    Christopher Lauzen


Republican Chris Lauzen coasted to an overwhelming victory with nearly 70 percent of the vote to retain the 25th State Senate seat he's held since 1992.

With 206 of 207 precincts counted, unofficial totals show Lauzen had garnered 69,815 votes compared to 30,734 votes for a Democrat Leslie Juby.

Lauzen, an Aurora accountant, said he is grateful for the privilege to serve his constituents again and thanked Juby for running an issues-based campaign.

"I recognize how much difficult work is ahead. I don't think there's a high hurdle to say the state government has to do what families have to do: to live within our means without new revenue," Lauzen said. "I think my volunteers and I have brought forward specific solutions to these very tough problems. I've demonstrated the backbone to work on those solutions. It's not a partisan thing it's a problem solving thing."

The race between the two was remarkably civil compared to other contests in the House and Senate that relied on inflammatory mailers, personal attacks and innuendo.

Lauzen campaigned on his record of trying to control spending, reform pensions and being a lawmakers who voted for what was right not necessarily along party lines.

Juby said serving in Springfield was a natural extension of her community service. She would have brought fresh perspective instead of condemning or shutting out ideas just because they came from Republicans.

Going forward, Juby said, she will focus on her position on the Geneva school board.
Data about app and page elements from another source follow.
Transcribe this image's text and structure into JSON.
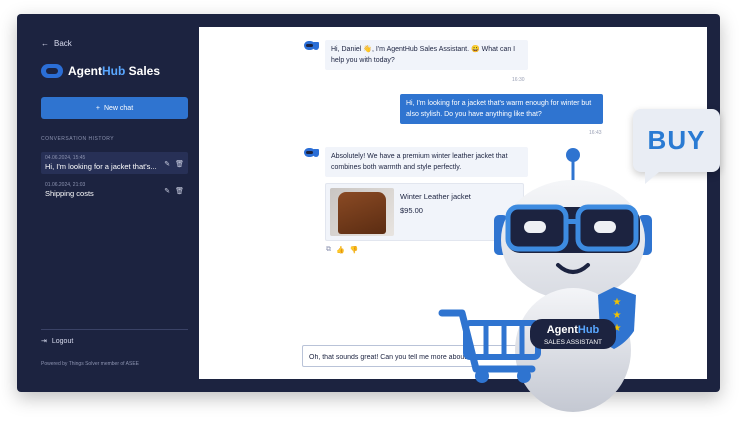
{
  "sidebar": {
    "back_label": "Back",
    "brand_prefix": "Agent",
    "brand_accent": "Hub",
    "brand_suffix": " Sales",
    "new_chat_label": "New chat",
    "history_title": "CONVERSATION HISTORY",
    "conversations": [
      {
        "date": "04.06.2024, 15:45",
        "title": "Hi, I'm looking for a jacket that's..."
      },
      {
        "date": "01.06.2024, 21:03",
        "title": "Shipping costs"
      }
    ],
    "logout_label": "Logout",
    "powered_by": "Powered by Things Solver member of ASEE"
  },
  "chat": {
    "messages": [
      {
        "role": "bot",
        "text": "Hi, Daniel 👋, I'm AgentHub Sales Assistant. 😀 What can I help you with today?",
        "time": "16:30"
      },
      {
        "role": "user",
        "text": "Hi, I'm looking for a jacket that's warm enough for winter but also stylish. Do you have anything like that?",
        "time": "16:43"
      },
      {
        "role": "bot",
        "text": "Absolutely! We have a premium winter leather jacket that combines both warmth and style perfectly."
      }
    ],
    "product": {
      "name": "Winter Leather jacket",
      "price": "$95.00"
    },
    "input_value": "Oh, that sounds great! Can you tell me more about"
  },
  "promo": {
    "buy_label": "BUY",
    "robot_badge_name_prefix": "Agent",
    "robot_badge_name_accent": "Hub",
    "robot_badge_sub": "SALES ASSISTANT"
  },
  "colors": {
    "sidebar_bg": "#1c2340",
    "accent": "#2f74d0",
    "bot_bubble": "#f1f4fa",
    "buy_text": "#2a7bd3"
  }
}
"The people who came out to vote really felt strongly about their candidate," Juby said. "I don't know what we could have done different. We knocked on doors for 18 months."

Both candidates opposed a tax increase to solve the state's budget mess.

Juby said the best way to get the state back on track would be to get people back to work.

Lauzen said he would consider "tax modernization and reform" only if tightening restrictions on Medicaid eligibility, applying pension reforms to future earnings of current workers, cutting the state bureaucracy and creating more jobs failed to get the state in the black.